- **Task goal**: Total the lines of the entries below that hold the string "mojo", then write only that total.

[Element data from apps and pages]
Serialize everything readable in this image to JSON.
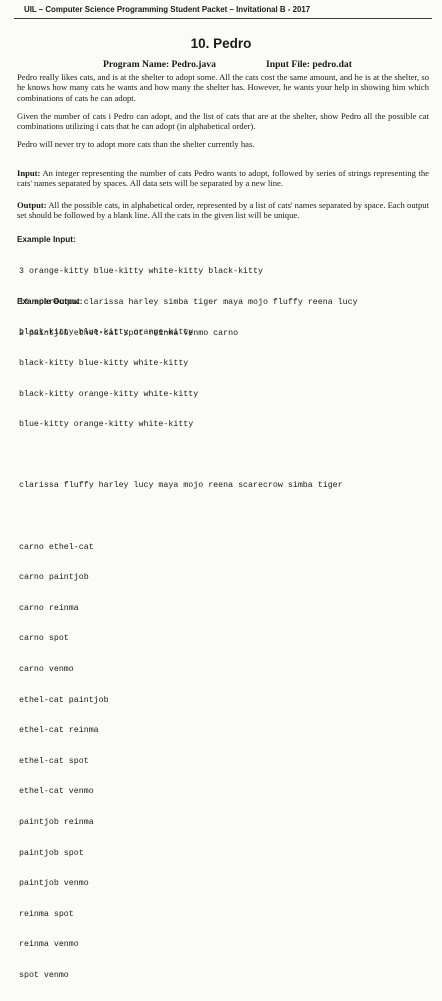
{
  "header": "UIL – Computer Science Programming Student Packet – Invitational B - 2017",
  "title": "10. Pedro",
  "program_name": "Program Name: Pedro.java",
  "input_file": "Input File: pedro.dat",
  "intro": "Pedro really likes cats, and is at the shelter to adopt some. All the cats cost the same amount, and he is at the shelter, so he knows how many cats he wants and how many the shelter has. However, he wants your help in showing him which combinations of cats he can adopt.",
  "given": "Given the number of cats i Pedro can adopt, and the list of cats that are at the shelter, show Pedro all the possible cat combinations utilizing i cats that he can adopt (in alphabetical order).",
  "never": "Pedro will never try to adopt more cats than the shelter currently has.",
  "input_label": "Input:",
  "input_text": "An integer representing the number of cats Pedro wants to adopt, followed by series of strings representing the cats' names separated by spaces. All data sets will be separated by a new line.",
  "output_label": "Output:",
  "output_text": "All the possible cats, in alphabetical order, represented by a list of cats' names separated by space. Each output set should be followed by a blank line. All the cats in the given list will be unique.",
  "example_input_label": "Example Input:",
  "example_input": [
    "3 orange-kitty blue-kitty white-kitty black-kitty",
    "10 scarecrow clarissa harley simba tiger maya mojo fluffy reena lucy",
    "2 paintjob ethel-cat spot reinma venmo carno"
  ],
  "example_output_label": "Example Output:",
  "example_output": [
    "black-kitty blue-kitty orange-kitty",
    "black-kitty blue-kitty white-kitty",
    "black-kitty orange-kitty white-kitty",
    "blue-kitty orange-kitty white-kitty",
    "",
    "clarissa fluffy harley lucy maya mojo reena scarecrow simba tiger",
    "",
    "carno ethel-cat",
    "carno paintjob",
    "carno reinma",
    "carno spot",
    "carno venmo",
    "ethel-cat paintjob",
    "ethel-cat reinma",
    "ethel-cat spot",
    "ethel-cat venmo",
    "paintjob reinma",
    "paintjob spot",
    "paintjob venmo",
    "reinma spot",
    "reinma venmo",
    "spot venmo"
  ]
}
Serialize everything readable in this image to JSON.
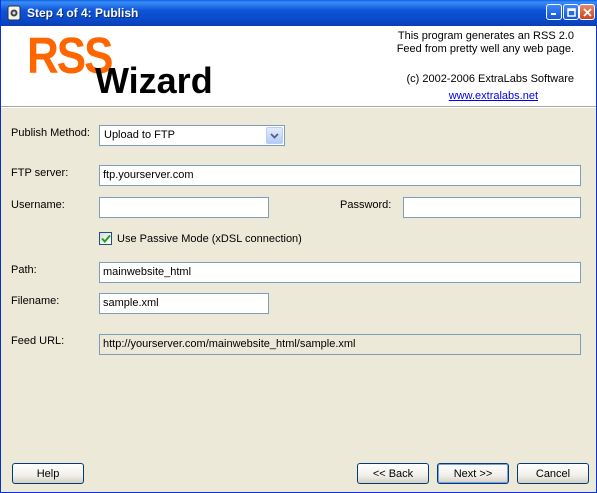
{
  "window": {
    "title": "Step 4 of 4: Publish"
  },
  "header": {
    "logo_top": "RSS",
    "logo_bottom": "Wizard",
    "description_line1": "This program generates an RSS 2.0",
    "description_line2": "Feed from pretty well any web page.",
    "copyright": "(c) 2002-2006 ExtraLabs Software",
    "website": "www.extralabs.net"
  },
  "form": {
    "publish_method": {
      "label": "Publish Method:",
      "value": "Upload to FTP"
    },
    "ftp_server": {
      "label": "FTP server:",
      "value": "ftp.yourserver.com"
    },
    "username": {
      "label": "Username:",
      "value": ""
    },
    "password": {
      "label": "Password:",
      "value": ""
    },
    "passive_mode": {
      "label": "Use Passive Mode (xDSL connection)",
      "checked": true
    },
    "path": {
      "label": "Path:",
      "value": "mainwebsite_html"
    },
    "filename": {
      "label": "Filename:",
      "value": "sample.xml"
    },
    "feed_url": {
      "label": "Feed URL:",
      "value": "http://yourserver.com/mainwebsite_html/sample.xml"
    }
  },
  "buttons": {
    "help": "Help",
    "back": "<< Back",
    "next": "Next >>",
    "cancel": "Cancel"
  },
  "colors": {
    "logo_orange": "#ff6600",
    "titlebar_blue": "#0a4ccc",
    "dialog_bg": "#ece9d8"
  }
}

- **Output**: 2